The photographer is “obviously the first person to put them on the internet, because he’s the only one who had them,” Townsend said. She said she thinks about going to Montrose and trying to find him, or even writing the last chapter of her book in a diner there. “To be honest, I’m afraid to go there, but I wouldn’t go there alone. With a population of less than 2,000, I could very easily bump into him.” If she identifies him – something a private investigator has not been able to do – “I couldn’t prosecute him, but could maybe sue him.”
It is difficult for Townsend to imagine how different her life would be if she had never seen the poster looking for models. “My sense of identity and figuring out who I was was totally shattered and fractured, because who I was on the Internet was nothing like who I actually am,” she said. “I became very angry, socially withdrawn, limited in my professional career.”
The anger she has toward those who repost her photos and send her emails is leavened with some pity.
“In a way I feel almost sorry for them,” she said. “That’s how little of a life they have that they have to corrupt mine.”
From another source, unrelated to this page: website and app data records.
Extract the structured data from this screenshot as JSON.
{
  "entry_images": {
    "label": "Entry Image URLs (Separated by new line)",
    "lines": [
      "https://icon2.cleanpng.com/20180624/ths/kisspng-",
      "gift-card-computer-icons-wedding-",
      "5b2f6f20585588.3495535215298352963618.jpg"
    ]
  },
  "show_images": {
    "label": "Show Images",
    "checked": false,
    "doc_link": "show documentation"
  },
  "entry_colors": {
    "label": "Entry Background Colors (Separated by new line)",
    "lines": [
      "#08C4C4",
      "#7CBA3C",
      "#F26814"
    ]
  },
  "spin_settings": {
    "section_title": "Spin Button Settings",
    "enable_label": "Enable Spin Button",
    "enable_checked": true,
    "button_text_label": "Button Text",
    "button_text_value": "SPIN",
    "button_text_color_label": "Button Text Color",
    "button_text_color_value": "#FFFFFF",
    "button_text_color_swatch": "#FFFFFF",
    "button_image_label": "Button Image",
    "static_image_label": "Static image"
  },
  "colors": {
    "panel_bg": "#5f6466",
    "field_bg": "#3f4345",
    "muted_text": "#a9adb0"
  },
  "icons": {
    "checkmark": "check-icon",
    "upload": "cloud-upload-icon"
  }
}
Meanwhile, she works on her book, “Pictures of Her,” for which she has set up a website. On it she writes, “It’s not like being murdered in an instance or in a series of instances by a weapon or by physical force. It feels like being murdered little by little, every day for the rest of my life by a bunch of links to my teenage naked body on the internet.”
Telling her story, in her own words, is the sole thing that is helping her, said Townsend. “Writing it all down and organizing the overall experience is how I am dealing with it since no other avenues I’ve turned to were able to help me,” she said. “I decided I would take healing into my own hands and not expect someone to fix this for me.”